▶ Problem statement: Set down, in full, every record in the block.

═══ Data for review ═══

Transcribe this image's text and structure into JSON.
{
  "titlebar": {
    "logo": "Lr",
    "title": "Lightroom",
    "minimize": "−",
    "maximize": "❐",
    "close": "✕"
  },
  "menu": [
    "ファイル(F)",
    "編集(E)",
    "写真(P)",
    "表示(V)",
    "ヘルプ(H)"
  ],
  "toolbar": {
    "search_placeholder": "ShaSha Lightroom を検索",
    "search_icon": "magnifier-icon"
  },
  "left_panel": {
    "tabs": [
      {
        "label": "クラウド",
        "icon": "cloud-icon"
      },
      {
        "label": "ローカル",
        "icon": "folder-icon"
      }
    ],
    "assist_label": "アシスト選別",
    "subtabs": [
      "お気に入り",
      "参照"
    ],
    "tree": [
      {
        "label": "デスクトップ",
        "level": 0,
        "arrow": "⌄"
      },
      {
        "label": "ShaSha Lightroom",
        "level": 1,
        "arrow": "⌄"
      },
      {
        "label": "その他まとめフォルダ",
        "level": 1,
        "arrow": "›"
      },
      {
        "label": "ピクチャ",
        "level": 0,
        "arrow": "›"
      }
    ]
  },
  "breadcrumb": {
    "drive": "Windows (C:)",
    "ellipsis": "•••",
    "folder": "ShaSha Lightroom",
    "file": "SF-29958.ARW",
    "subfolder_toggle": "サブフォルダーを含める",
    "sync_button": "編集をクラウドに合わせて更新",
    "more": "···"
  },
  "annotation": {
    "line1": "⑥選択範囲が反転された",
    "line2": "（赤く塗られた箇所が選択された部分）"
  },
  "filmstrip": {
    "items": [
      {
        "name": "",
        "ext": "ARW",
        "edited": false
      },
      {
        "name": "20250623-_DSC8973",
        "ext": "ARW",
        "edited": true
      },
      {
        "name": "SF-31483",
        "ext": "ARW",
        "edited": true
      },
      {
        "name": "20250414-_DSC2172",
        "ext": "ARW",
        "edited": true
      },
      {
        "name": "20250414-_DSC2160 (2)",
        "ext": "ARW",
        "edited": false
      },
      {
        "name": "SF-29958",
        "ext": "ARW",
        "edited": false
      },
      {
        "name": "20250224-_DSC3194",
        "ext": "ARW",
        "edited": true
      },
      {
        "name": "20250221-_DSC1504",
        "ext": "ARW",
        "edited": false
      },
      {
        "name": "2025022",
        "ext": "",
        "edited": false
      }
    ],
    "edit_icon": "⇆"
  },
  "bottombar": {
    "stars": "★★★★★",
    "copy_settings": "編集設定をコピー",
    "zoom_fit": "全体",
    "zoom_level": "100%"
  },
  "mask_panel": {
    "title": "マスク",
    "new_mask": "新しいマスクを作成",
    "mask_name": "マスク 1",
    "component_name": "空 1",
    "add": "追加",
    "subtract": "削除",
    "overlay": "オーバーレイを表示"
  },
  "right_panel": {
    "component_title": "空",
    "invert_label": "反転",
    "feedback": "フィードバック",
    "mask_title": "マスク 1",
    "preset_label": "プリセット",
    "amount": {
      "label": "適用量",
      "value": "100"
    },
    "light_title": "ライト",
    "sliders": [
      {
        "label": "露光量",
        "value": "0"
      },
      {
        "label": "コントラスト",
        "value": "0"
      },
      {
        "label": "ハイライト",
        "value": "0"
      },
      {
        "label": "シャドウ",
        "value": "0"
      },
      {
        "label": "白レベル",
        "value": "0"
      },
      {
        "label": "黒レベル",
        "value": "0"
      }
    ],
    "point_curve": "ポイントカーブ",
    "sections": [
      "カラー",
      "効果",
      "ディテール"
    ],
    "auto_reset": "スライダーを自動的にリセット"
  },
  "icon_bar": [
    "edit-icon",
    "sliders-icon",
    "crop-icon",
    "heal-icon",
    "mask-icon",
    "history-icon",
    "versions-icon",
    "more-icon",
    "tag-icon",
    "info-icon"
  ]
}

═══

▶ Worked solution:
Transcribe this image's text and structure into JSON.
{
  "titlebar": {
    "logo": "Lr",
    "title": "Lightroom",
    "minimize": "−",
    "maximize": "❐",
    "close": "✕"
  },
  "menu": [
    "ファイル(F)",
    "編集(E)",
    "写真(P)",
    "表示(V)",
    "ヘルプ(H)"
  ],
  "toolbar": {
    "search_placeholder": "ShaSha Lightroom を検索",
    "search_icon": "magnifier-icon"
  },
  "left_panel": {
    "tabs": [
      {
        "label": "クラウド",
        "icon": "cloud-icon"
      },
      {
        "label": "ローカル",
        "icon": "folder-icon"
      }
    ],
    "assist_label": "アシスト選別",
    "subtabs": [
      "お気に入り",
      "参照"
    ],
    "tree": [
      {
        "label": "デスクトップ",
        "level": 0,
        "arrow": "⌄"
      },
      {
        "label": "ShaSha Lightroom",
        "level": 1,
        "arrow": "⌄"
      },
      {
        "label": "その他まとめフォルダ",
        "level": 1,
        "arrow": "›"
      },
      {
        "label": "ピクチャ",
        "level": 0,
        "arrow": "›"
      }
    ]
  },
  "breadcrumb": {
    "drive": "Windows (C:)",
    "ellipsis": "•••",
    "folder": "ShaSha Lightroom",
    "file": "SF-29958.ARW",
    "subfolder_toggle": "サブフォルダーを含める",
    "sync_button": "編集をクラウドに合わせて更新",
    "more": "···"
  },
  "annotation": {
    "line1": "⑥選択範囲が反転された",
    "line2": "（赤く塗られた箇所が選択された部分）"
  },
  "filmstrip": {
    "items": [
      {
        "name": "",
        "ext": "ARW",
        "edited": false
      },
      {
        "name": "20250623-_DSC8973",
        "ext": "ARW",
        "edited": true
      },
      {
        "name": "SF-31483",
        "ext": "ARW",
        "edited": true
      },
      {
        "name": "20250414-_DSC2172",
        "ext": "ARW",
        "edited": true
      },
      {
        "name": "20250414-_DSC2160 (2)",
        "ext": "ARW",
        "edited": false
      },
      {
        "name": "SF-29958",
        "ext": "ARW",
        "edited": false
      },
      {
        "name": "20250224-_DSC3194",
        "ext": "ARW",
        "edited": true
      },
      {
        "name": "20250221-_DSC1504",
        "ext": "ARW",
        "edited": false
      },
      {
        "name": "2025022",
        "ext": "",
        "edited": false
      }
    ],
    "edit_icon": "⇆"
  },
  "bottombar": {
    "stars": "★★★★★",
    "copy_settings": "編集設定をコピー",
    "zoom_fit": "全体",
    "zoom_level": "100%"
  },
  "mask_panel": {
    "title": "マスク",
    "new_mask": "新しいマスクを作成",
    "mask_name": "マスク 1",
    "component_name": "空 1",
    "add": "追加",
    "subtract": "削除",
    "overlay": "オーバーレイを表示"
  },
  "right_panel": {
    "component_title": "空",
    "invert_label": "反転",
    "feedback": "フィードバック",
    "mask_title": "マスク 1",
    "preset_label": "プリセット",
    "amount": {
      "label": "適用量",
      "value": "100"
    },
    "light_title": "ライト",
    "sliders": [
      {
        "label": "露光量",
        "value": "0"
      },
      {
        "label": "コントラスト",
        "value": "0"
      },
      {
        "label": "ハイライト",
        "value": "0"
      },
      {
        "label": "シャドウ",
        "value": "0"
      },
      {
        "label": "白レベル",
        "value": "0"
      },
      {
        "label": "黒レベル",
        "value": "0"
      }
    ],
    "point_curve": "ポイントカーブ",
    "sections": [
      "カラー",
      "効果",
      "ディテール"
    ],
    "auto_reset": "スライダーを自動的にリセット"
  },
  "icon_bar": [
    "edit-icon",
    "sliders-icon",
    "crop-icon",
    "heal-icon",
    "mask-icon",
    "history-icon",
    "versions-icon",
    "more-icon",
    "tag-icon",
    "info-icon"
  ]
}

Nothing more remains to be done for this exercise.